ASSIGNMENT »
Could you show all lines in the entries below that contain the string "name"?

THE INPUT »
::::::::

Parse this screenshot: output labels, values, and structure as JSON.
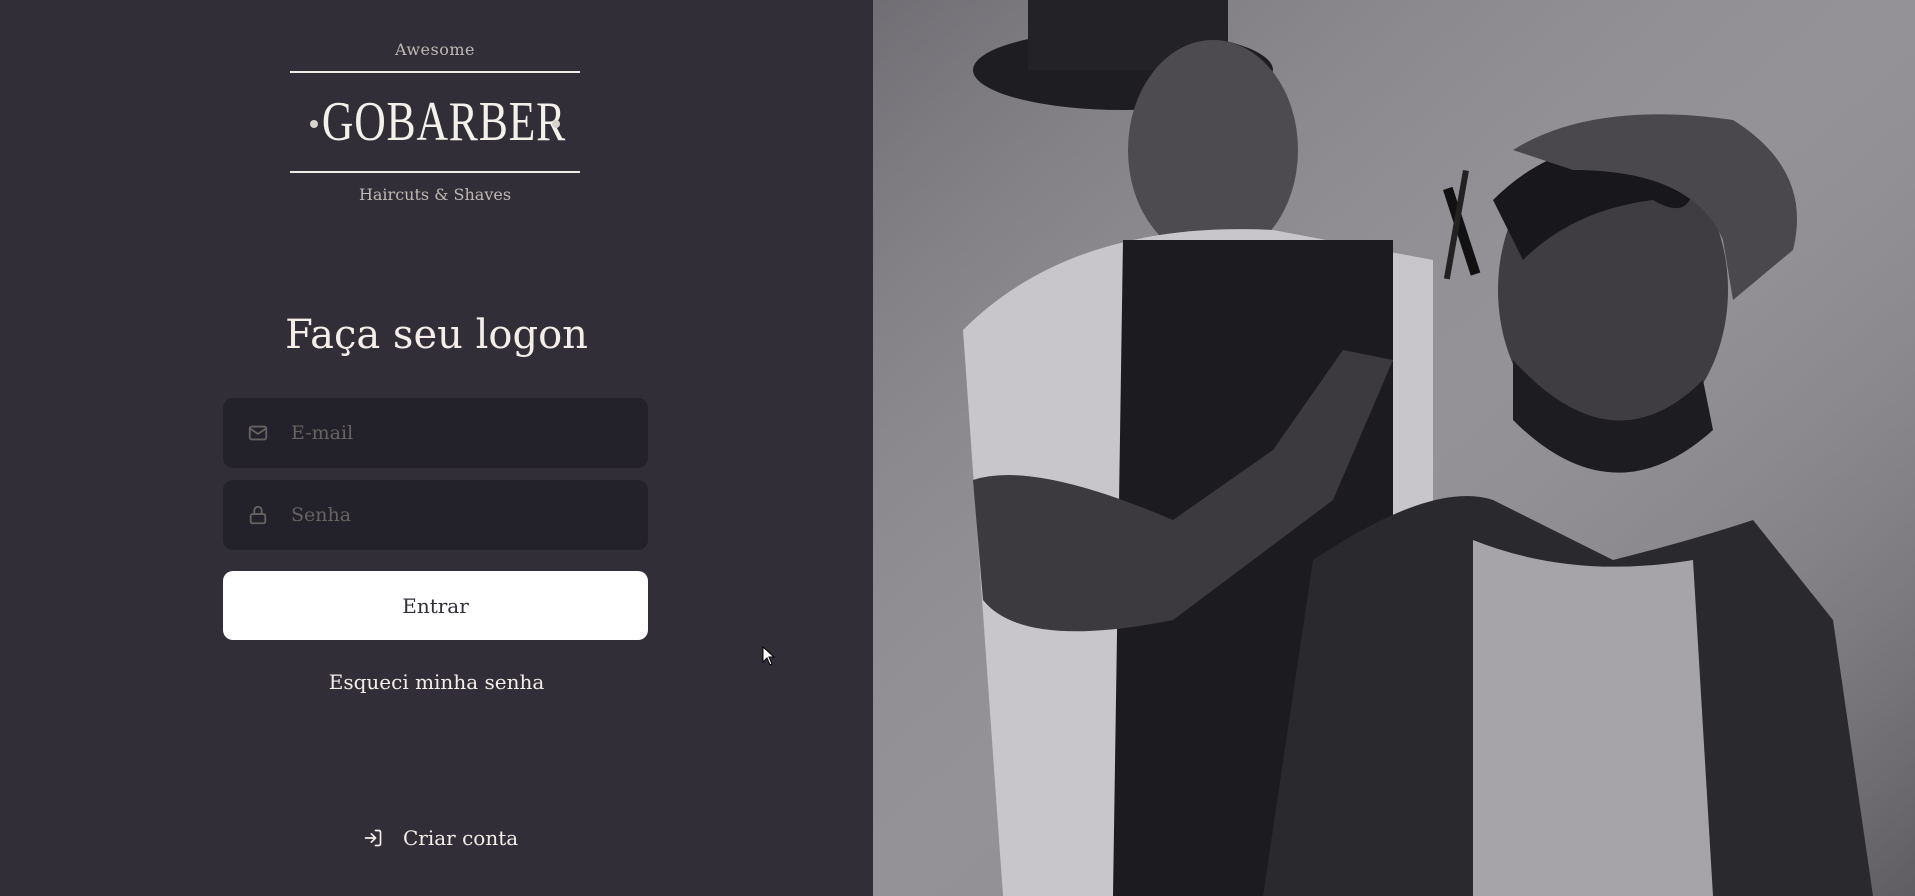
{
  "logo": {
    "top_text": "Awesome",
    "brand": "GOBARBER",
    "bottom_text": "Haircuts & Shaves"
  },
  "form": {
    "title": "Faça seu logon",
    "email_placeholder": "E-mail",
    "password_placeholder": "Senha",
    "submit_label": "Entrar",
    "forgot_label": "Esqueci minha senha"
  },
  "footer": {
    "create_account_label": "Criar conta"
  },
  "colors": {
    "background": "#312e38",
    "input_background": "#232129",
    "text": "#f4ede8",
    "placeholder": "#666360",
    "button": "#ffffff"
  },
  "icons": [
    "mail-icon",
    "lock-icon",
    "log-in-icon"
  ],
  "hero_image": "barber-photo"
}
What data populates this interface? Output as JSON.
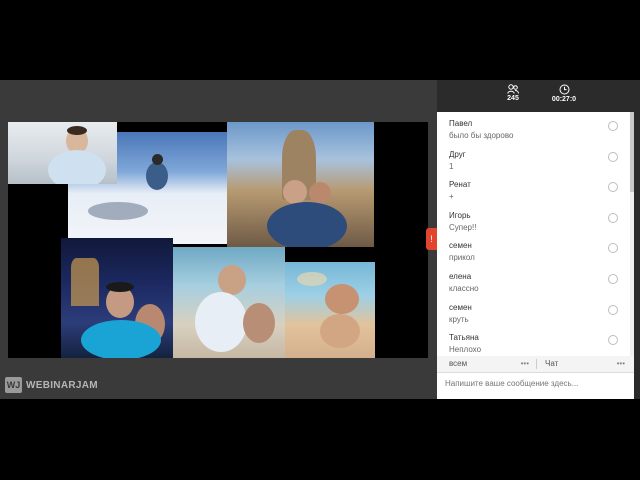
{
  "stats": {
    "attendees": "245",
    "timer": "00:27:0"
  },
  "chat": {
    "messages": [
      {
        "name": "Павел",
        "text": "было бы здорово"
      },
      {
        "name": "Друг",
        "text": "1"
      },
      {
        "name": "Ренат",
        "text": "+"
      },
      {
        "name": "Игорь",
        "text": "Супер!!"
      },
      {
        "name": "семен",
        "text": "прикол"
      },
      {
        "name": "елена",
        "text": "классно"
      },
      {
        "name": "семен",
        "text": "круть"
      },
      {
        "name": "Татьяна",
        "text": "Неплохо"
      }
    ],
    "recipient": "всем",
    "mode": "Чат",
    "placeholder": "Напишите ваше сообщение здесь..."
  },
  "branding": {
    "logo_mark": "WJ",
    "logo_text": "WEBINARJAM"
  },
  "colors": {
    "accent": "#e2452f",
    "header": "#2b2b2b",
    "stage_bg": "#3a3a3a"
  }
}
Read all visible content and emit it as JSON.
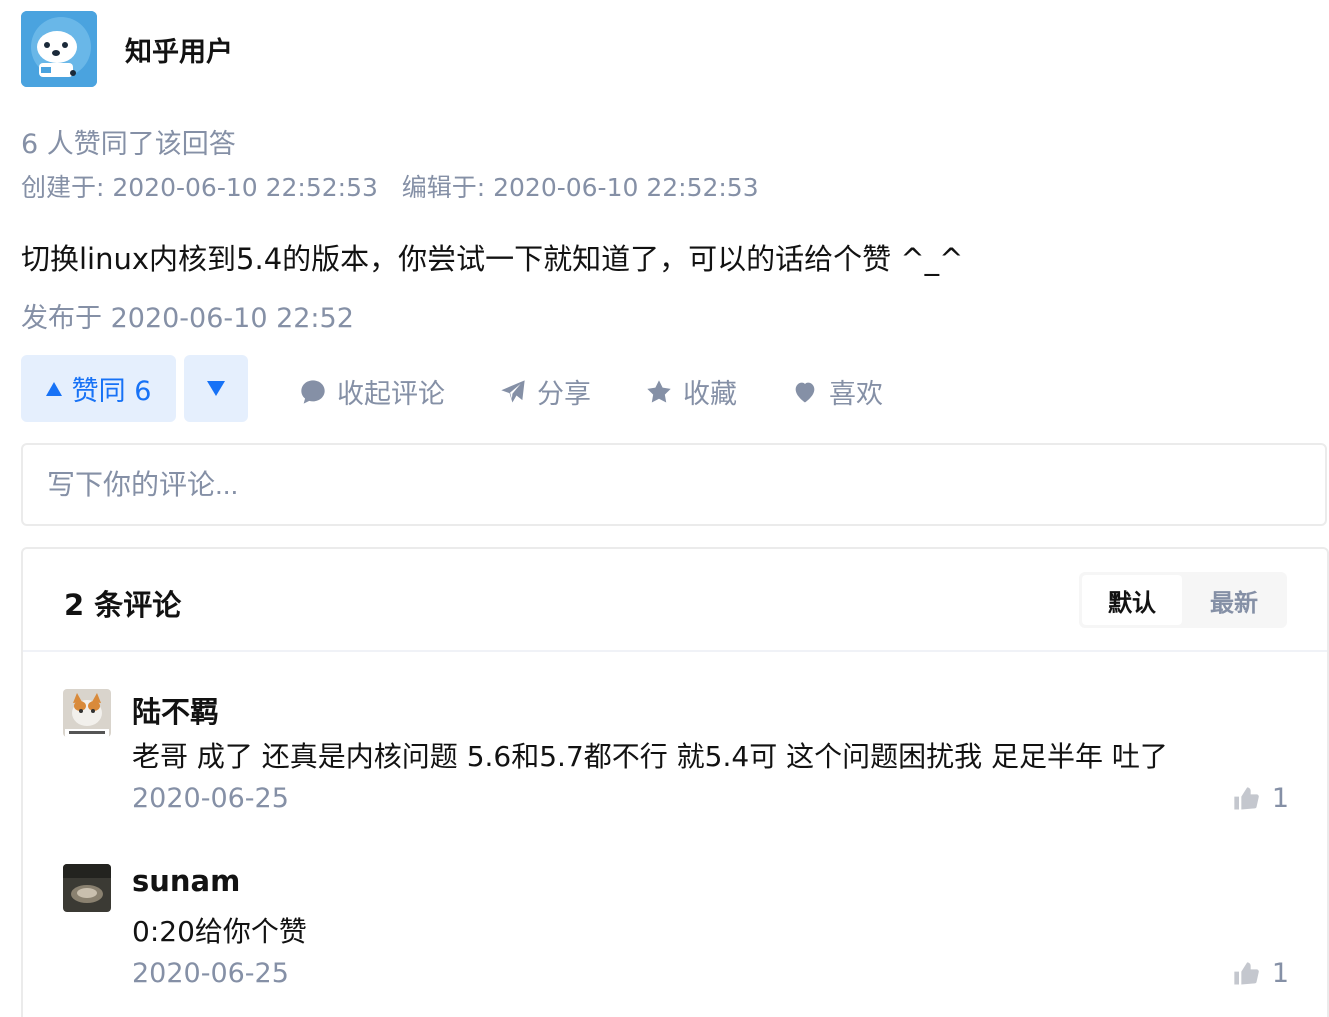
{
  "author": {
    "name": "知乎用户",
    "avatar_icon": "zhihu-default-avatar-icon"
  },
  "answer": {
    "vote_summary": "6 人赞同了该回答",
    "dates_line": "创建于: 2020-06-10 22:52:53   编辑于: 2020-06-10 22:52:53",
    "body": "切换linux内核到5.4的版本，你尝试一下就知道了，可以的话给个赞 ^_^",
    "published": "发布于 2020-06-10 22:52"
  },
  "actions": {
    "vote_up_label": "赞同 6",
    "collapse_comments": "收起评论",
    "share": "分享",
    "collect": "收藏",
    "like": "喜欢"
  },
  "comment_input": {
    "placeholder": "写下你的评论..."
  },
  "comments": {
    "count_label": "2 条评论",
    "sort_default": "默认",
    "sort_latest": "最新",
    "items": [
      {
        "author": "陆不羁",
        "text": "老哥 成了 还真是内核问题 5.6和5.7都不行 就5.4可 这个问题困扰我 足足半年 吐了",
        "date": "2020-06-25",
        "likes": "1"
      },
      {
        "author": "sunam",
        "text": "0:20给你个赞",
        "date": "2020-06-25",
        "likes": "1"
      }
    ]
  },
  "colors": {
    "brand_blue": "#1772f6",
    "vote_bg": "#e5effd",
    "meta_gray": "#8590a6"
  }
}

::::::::

YOUR SOLUTION »
        "name": "Павел",
        "name": "Друг",
        "name": "Ренат",
        "name": "Игорь",
        "name": "семен",
        "name": "елена",
        "name": "семен",
        "name": "Татьяна",
    "name": "知乎用户",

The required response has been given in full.